GIVEN RECORDS
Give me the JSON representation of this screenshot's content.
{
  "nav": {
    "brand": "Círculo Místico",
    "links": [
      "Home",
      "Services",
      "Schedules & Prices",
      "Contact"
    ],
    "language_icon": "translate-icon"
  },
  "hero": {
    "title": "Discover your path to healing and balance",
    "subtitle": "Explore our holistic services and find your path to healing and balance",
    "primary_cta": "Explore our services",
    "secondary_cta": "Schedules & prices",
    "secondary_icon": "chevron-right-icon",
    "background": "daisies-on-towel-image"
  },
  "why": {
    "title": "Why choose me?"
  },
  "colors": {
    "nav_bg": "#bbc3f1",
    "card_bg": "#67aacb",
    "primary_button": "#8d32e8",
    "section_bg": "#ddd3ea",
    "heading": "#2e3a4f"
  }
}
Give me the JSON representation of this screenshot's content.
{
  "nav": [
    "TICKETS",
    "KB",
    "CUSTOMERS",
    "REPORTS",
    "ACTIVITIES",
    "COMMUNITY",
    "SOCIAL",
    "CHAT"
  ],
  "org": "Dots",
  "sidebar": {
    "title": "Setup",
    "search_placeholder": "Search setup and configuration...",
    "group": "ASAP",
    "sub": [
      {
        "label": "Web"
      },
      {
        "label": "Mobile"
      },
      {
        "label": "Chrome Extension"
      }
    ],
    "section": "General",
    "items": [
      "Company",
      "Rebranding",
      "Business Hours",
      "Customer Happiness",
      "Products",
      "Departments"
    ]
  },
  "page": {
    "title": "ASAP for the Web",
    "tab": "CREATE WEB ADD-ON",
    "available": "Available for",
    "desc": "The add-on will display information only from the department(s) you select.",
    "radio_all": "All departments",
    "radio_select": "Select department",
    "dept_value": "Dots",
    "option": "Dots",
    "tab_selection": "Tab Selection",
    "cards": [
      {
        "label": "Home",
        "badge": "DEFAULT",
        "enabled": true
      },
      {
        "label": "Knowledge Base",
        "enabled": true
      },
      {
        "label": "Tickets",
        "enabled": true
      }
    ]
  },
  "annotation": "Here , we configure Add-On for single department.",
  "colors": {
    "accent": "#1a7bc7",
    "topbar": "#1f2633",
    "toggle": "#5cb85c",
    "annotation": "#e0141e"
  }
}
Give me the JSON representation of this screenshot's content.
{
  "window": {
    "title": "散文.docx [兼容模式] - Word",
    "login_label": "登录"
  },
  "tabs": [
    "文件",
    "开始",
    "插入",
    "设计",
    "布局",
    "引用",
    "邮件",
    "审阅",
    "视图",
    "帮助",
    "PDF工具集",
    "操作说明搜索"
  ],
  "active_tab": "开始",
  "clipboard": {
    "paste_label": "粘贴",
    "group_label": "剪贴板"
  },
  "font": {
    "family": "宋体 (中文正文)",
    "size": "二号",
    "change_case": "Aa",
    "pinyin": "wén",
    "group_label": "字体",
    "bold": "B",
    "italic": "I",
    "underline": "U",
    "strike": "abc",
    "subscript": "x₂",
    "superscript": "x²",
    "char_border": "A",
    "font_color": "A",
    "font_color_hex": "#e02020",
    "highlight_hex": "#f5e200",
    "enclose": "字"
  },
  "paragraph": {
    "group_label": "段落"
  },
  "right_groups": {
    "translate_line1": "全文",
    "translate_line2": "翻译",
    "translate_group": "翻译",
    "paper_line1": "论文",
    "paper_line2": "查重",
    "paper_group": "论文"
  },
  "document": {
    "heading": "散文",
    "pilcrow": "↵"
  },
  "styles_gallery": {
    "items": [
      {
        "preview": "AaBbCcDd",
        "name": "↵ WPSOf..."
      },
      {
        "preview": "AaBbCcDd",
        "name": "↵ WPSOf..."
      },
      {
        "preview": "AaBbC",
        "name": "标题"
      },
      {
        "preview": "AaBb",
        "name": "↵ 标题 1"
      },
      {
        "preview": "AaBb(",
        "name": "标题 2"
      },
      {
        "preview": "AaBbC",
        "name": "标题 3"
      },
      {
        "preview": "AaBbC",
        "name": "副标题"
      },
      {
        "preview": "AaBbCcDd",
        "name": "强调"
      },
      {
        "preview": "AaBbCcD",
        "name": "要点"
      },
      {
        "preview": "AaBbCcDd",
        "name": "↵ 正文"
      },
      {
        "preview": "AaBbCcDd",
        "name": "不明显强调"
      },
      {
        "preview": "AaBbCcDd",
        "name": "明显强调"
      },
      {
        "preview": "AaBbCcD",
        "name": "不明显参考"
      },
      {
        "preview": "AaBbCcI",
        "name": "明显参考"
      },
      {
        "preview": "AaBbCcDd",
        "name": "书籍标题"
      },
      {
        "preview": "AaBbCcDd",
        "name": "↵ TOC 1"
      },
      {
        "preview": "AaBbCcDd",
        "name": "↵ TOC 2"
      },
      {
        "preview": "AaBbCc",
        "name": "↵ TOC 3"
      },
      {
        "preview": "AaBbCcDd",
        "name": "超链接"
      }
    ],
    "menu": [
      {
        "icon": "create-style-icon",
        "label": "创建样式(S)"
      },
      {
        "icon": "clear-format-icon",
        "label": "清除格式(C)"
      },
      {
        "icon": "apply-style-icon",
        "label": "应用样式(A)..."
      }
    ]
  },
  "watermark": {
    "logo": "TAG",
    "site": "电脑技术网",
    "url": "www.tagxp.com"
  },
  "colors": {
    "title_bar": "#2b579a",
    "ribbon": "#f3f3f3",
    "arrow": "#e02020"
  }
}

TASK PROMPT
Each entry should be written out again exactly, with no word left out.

WRITTEN REPLY
Give me the JSON representation of this screenshot's content.
{
  "nav": {
    "brand": "Círculo Místico",
    "links": [
      "Home",
      "Services",
      "Schedules & Prices",
      "Contact"
    ],
    "language_icon": "translate-icon"
  },
  "hero": {
    "title": "Discover your path to healing and balance",
    "subtitle": "Explore our holistic services and find your path to healing and balance",
    "primary_cta": "Explore our services",
    "secondary_cta": "Schedules & prices",
    "secondary_icon": "chevron-right-icon",
    "background": "daisies-on-towel-image"
  },
  "why": {
    "title": "Why choose me?"
  },
  "colors": {
    "nav_bg": "#bbc3f1",
    "card_bg": "#67aacb",
    "primary_button": "#8d32e8",
    "section_bg": "#ddd3ea",
    "heading": "#2e3a4f"
  }
}
Give me the JSON representation of this screenshot's content.
{
  "nav": [
    "TICKETS",
    "KB",
    "CUSTOMERS",
    "REPORTS",
    "ACTIVITIES",
    "COMMUNITY",
    "SOCIAL",
    "CHAT"
  ],
  "org": "Dots",
  "sidebar": {
    "title": "Setup",
    "search_placeholder": "Search setup and configuration...",
    "group": "ASAP",
    "sub": [
      {
        "label": "Web"
      },
      {
        "label": "Mobile"
      },
      {
        "label": "Chrome Extension"
      }
    ],
    "section": "General",
    "items": [
      "Company",
      "Rebranding",
      "Business Hours",
      "Customer Happiness",
      "Products",
      "Departments"
    ]
  },
  "page": {
    "title": "ASAP for the Web",
    "tab": "CREATE WEB ADD-ON",
    "available": "Available for",
    "desc": "The add-on will display information only from the department(s) you select.",
    "radio_all": "All departments",
    "radio_select": "Select department",
    "dept_value": "Dots",
    "option": "Dots",
    "tab_selection": "Tab Selection",
    "cards": [
      {
        "label": "Home",
        "badge": "DEFAULT",
        "enabled": true
      },
      {
        "label": "Knowledge Base",
        "enabled": true
      },
      {
        "label": "Tickets",
        "enabled": true
      }
    ]
  },
  "annotation": "Here , we configure Add-On for single department.",
  "colors": {
    "accent": "#1a7bc7",
    "topbar": "#1f2633",
    "toggle": "#5cb85c",
    "annotation": "#e0141e"
  }
}
Give me the JSON representation of this screenshot's content.
{
  "window": {
    "title": "散文.docx [兼容模式] - Word",
    "login_label": "登录"
  },
  "tabs": [
    "文件",
    "开始",
    "插入",
    "设计",
    "布局",
    "引用",
    "邮件",
    "审阅",
    "视图",
    "帮助",
    "PDF工具集",
    "操作说明搜索"
  ],
  "active_tab": "开始",
  "clipboard": {
    "paste_label": "粘贴",
    "group_label": "剪贴板"
  },
  "font": {
    "family": "宋体 (中文正文)",
    "size": "二号",
    "change_case": "Aa",
    "pinyin": "wén",
    "group_label": "字体",
    "bold": "B",
    "italic": "I",
    "underline": "U",
    "strike": "abc",
    "subscript": "x₂",
    "superscript": "x²",
    "char_border": "A",
    "font_color": "A",
    "font_color_hex": "#e02020",
    "highlight_hex": "#f5e200",
    "enclose": "字"
  },
  "paragraph": {
    "group_label": "段落"
  },
  "right_groups": {
    "translate_line1": "全文",
    "translate_line2": "翻译",
    "translate_group": "翻译",
    "paper_line1": "论文",
    "paper_line2": "查重",
    "paper_group": "论文"
  },
  "document": {
    "heading": "散文",
    "pilcrow": "↵"
  },
  "styles_gallery": {
    "items": [
      {
        "preview": "AaBbCcDd",
        "name": "↵ WPSOf..."
      },
      {
        "preview": "AaBbCcDd",
        "name": "↵ WPSOf..."
      },
      {
        "preview": "AaBbC",
        "name": "标题"
      },
      {
        "preview": "AaBb",
        "name": "↵ 标题 1"
      },
      {
        "preview": "AaBb(",
        "name": "标题 2"
      },
      {
        "preview": "AaBbC",
        "name": "标题 3"
      },
      {
        "preview": "AaBbC",
        "name": "副标题"
      },
      {
        "preview": "AaBbCcDd",
        "name": "强调"
      },
      {
        "preview": "AaBbCcD",
        "name": "要点"
      },
      {
        "preview": "AaBbCcDd",
        "name": "↵ 正文"
      },
      {
        "preview": "AaBbCcDd",
        "name": "不明显强调"
      },
      {
        "preview": "AaBbCcDd",
        "name": "明显强调"
      },
      {
        "preview": "AaBbCcD",
        "name": "不明显参考"
      },
      {
        "preview": "AaBbCcI",
        "name": "明显参考"
      },
      {
        "preview": "AaBbCcDd",
        "name": "书籍标题"
      },
      {
        "preview": "AaBbCcDd",
        "name": "↵ TOC 1"
      },
      {
        "preview": "AaBbCcDd",
        "name": "↵ TOC 2"
      },
      {
        "preview": "AaBbCc",
        "name": "↵ TOC 3"
      },
      {
        "preview": "AaBbCcDd",
        "name": "超链接"
      }
    ],
    "menu": [
      {
        "icon": "create-style-icon",
        "label": "创建样式(S)"
      },
      {
        "icon": "clear-format-icon",
        "label": "清除格式(C)"
      },
      {
        "icon": "apply-style-icon",
        "label": "应用样式(A)..."
      }
    ]
  },
  "watermark": {
    "logo": "TAG",
    "site": "电脑技术网",
    "url": "www.tagxp.com"
  },
  "colors": {
    "title_bar": "#2b579a",
    "ribbon": "#f3f3f3",
    "arrow": "#e02020"
  }
}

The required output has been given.